Tinder then finds you potential matches near you (you can narrow it down by searching by age and distance) and if they take your fancy, you swipe right to 'like' them. If not, go left to 'pass'. If theyíve also 'liked' you Ė bingo. Itís a match and you can start messaging.
There are Tinder trends you can follow, too: a recent analysis of 12,000 profile photos of both men and women showed that 72% of them wore neutral colours in their pictures, as opposed to eye-catching bright colours or a garish print, with the colour black overwhelmingly popular for people's chosen outfits.
Tinder is always being updated and improved. Most recently, Tinder announced that you'll now be able to send GIFS on the app - which opens up a whole world of dating possibilities. Just check out the video below to see how...
The dating app has also recently integrated Instagram into its free, core offering. It means you will now be able to see the 34 most recent snaps from your potential date's Insta account, meaning that you can get a better idea of whether they're right for you. Another exciting new feature means Tinder will show you matches it thinks you will swipe right on, based on past swipes, and thanks to a fancy new algorithm.
So, what's the verdict?
Here's our Tinder review:
- It's quick. No agonising over a profile for hours. You can be up and running in about a minute.
- Itís natural. You 'like' people in the same way you would in a bar Ė on whether you find them attractive at first glance. A little shallow, yes, but letís face it, itís what we all do on a night out anyway.
- The mutual friends function means people almost come with references Ė if youíve got 10 Facebook friends in common with a match, chances are you could be on to a winner. In addition to common friends, Tinder now shows you when you and your match are in the same social circle, too.
- Itís easy to use on the run. The appís designed for mobile users, and it shows. The layoutís clear and itís simple to use. Perfect to fill minutes when youíre waiting for the bus.
- The embarrassment factorís limited. Say you 'like' a Jamie Dornan-esque hottie. Heíll never know, unless he 'likes' you too.
- No unsolicited emails. On most dating sites, anyone can message you. But with Tinder, only someone youíve 'liked' can make contact.
- We've found it's rare for guys to actually start up a conversation once they've matched with you, leaving you with lots of matches and not much else.
- It is still very casual sex-focussed. Many men are only on Tinder for a quick hook-up, so if it's a serious relationship you're after this app might not be for you.
- Itís fickle. You can see when people last logged in. So that hot ski instructor youíve been messaging may have been online 20 minutes ago. And then ignored your message. Demoralising. But perhaps itís because...

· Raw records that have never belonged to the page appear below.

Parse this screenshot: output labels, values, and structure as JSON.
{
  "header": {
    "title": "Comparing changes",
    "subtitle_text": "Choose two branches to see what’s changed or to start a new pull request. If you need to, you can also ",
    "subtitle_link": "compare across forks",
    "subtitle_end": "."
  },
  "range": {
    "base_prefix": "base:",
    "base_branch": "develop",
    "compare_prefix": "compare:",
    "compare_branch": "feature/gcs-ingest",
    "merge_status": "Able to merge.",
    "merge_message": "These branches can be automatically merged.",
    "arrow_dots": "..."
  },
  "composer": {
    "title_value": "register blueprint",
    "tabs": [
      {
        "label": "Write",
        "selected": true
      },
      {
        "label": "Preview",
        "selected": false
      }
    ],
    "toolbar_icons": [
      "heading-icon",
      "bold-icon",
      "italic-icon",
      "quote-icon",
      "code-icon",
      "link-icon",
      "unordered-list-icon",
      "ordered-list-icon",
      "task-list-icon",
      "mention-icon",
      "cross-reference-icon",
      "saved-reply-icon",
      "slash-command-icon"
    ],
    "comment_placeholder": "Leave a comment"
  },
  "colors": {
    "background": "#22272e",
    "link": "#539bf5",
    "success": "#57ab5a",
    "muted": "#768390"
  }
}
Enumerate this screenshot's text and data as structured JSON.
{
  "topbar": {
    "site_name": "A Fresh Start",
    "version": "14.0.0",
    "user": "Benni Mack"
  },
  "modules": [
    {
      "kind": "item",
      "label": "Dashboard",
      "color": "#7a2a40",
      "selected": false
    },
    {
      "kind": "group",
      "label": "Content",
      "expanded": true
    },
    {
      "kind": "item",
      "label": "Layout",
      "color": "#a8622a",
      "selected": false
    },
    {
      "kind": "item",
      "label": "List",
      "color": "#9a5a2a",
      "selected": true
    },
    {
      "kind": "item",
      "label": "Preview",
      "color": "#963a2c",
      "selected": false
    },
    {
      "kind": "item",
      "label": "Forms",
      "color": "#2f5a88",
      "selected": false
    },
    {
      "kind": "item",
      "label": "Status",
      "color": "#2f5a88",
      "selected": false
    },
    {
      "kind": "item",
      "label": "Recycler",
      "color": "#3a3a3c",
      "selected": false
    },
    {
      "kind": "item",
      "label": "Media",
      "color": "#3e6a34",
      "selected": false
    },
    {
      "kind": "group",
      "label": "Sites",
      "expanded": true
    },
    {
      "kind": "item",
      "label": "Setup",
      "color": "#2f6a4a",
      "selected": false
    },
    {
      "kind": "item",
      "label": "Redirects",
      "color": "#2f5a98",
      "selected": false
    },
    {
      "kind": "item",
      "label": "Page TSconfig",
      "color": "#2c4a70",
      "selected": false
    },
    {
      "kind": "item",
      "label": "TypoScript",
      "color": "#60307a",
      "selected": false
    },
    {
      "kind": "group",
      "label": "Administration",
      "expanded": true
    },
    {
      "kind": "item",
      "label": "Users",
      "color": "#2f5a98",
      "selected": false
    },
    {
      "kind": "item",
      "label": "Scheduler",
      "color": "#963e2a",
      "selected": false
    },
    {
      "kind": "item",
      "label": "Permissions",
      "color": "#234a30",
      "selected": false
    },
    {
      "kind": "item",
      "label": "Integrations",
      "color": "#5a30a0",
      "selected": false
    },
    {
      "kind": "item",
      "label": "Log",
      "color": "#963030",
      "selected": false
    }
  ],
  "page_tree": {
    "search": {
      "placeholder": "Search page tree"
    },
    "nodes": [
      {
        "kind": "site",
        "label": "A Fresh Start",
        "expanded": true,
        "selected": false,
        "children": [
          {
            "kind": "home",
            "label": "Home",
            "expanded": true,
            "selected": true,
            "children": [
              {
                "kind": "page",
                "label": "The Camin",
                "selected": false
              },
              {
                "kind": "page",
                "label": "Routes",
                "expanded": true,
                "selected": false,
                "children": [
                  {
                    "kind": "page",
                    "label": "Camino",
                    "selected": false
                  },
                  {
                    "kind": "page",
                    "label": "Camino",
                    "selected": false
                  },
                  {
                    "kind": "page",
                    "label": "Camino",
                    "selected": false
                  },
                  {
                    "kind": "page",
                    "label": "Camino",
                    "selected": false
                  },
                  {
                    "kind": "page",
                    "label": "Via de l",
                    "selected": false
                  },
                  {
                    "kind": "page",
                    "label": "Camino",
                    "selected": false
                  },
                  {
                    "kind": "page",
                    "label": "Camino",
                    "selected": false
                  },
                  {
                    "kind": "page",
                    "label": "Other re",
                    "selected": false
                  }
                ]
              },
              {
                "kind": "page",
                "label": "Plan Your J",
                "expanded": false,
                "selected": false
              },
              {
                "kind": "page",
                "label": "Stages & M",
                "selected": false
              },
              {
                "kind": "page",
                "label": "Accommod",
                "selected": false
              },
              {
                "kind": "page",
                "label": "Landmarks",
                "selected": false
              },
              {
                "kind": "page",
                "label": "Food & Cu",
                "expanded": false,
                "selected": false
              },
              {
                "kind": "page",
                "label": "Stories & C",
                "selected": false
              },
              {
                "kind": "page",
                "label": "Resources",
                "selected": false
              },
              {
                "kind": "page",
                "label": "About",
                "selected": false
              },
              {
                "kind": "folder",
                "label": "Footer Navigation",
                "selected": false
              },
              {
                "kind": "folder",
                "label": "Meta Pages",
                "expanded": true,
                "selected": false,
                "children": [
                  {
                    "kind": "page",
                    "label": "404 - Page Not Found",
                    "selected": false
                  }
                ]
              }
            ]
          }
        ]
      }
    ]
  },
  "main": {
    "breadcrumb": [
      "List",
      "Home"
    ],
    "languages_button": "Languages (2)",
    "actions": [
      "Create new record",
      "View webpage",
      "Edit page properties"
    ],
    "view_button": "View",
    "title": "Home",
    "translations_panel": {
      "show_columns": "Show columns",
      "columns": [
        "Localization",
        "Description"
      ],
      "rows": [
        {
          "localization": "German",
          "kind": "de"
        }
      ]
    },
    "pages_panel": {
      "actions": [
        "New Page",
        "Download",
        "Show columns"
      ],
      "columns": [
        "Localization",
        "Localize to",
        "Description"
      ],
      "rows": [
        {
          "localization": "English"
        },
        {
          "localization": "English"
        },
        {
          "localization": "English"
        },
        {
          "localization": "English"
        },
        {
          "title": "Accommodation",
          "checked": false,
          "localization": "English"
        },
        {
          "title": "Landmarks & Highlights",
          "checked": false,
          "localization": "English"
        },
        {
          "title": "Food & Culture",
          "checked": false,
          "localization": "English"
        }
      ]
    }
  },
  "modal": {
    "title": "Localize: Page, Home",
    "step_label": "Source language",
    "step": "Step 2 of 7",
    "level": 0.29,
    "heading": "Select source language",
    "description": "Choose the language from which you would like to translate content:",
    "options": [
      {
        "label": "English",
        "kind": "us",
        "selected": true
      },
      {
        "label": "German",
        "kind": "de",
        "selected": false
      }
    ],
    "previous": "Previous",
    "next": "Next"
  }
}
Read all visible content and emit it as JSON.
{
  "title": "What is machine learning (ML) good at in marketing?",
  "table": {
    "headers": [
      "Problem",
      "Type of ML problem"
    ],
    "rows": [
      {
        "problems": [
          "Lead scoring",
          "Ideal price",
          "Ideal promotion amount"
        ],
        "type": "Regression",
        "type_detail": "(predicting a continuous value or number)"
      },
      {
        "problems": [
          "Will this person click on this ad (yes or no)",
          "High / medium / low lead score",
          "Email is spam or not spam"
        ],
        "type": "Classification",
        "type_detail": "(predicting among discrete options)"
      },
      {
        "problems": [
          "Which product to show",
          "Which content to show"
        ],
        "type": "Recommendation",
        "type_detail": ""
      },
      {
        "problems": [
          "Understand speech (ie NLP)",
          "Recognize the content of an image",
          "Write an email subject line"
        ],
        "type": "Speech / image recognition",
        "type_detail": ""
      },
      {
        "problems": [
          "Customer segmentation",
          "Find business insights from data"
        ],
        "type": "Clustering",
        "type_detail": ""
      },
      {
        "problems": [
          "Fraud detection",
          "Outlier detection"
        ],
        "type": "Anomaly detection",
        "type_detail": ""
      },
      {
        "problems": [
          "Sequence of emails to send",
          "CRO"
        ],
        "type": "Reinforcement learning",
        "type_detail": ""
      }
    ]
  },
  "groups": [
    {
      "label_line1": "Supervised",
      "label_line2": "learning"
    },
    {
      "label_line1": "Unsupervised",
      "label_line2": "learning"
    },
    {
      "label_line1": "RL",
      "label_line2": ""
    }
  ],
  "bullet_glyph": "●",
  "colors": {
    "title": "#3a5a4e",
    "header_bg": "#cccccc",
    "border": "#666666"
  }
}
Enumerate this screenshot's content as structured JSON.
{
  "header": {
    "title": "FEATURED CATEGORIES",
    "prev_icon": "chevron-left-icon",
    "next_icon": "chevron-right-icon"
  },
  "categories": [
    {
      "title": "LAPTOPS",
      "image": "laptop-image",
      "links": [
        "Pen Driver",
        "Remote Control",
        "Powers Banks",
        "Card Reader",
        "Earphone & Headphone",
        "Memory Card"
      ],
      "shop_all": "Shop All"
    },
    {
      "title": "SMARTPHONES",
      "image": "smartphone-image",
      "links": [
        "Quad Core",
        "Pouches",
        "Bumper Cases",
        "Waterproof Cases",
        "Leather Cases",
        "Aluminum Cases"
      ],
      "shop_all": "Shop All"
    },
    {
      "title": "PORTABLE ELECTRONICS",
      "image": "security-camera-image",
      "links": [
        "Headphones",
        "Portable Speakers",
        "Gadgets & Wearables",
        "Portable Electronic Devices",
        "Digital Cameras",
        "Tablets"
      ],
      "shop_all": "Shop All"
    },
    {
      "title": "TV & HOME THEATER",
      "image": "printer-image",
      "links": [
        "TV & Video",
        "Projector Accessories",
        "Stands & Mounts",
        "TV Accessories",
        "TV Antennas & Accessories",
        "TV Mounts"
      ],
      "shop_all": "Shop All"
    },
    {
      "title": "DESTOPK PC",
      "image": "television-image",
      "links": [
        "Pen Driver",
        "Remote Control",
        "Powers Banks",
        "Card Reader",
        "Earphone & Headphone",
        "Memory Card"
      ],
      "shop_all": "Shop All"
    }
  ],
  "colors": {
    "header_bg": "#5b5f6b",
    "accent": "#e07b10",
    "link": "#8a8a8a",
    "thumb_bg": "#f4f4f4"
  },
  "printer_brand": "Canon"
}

- ...itís hard to focus. The game-style of Tinder means itís really easy to keep playing and forget about that hottie you were messaging yesterday. If youíre serious about finding someone, youíll need to stay focussed.
- Itís addictive. You have been warned.
Top tips for using Tinder:
- The best times to use Tinder are Spring and Autumn, according to online dating coahc Ivana Franekova. She calls this the 'hunting season.'
- Mix up your photos. Tinder allows you to have six photos. Make sure these show you have a full and interesting life. Don't have any of you in a bikini - this will probably only attract guys who are after one thing.
- Try and be creative with your messages. Don't just say' hey'. Each person will have dozens and dozens of matches - you need to stand out.
- Be on the look out for clues about height. On Tinder, age is the only vital stat you get, so it can be a bit of a height lottery.
- Be safe. It goes without saying, but, if you do go on a Tinder date, let someone know where you are and always meet in a public place.
Don't fancy Tinder? Here are 11 of the best online dating sites for you to try out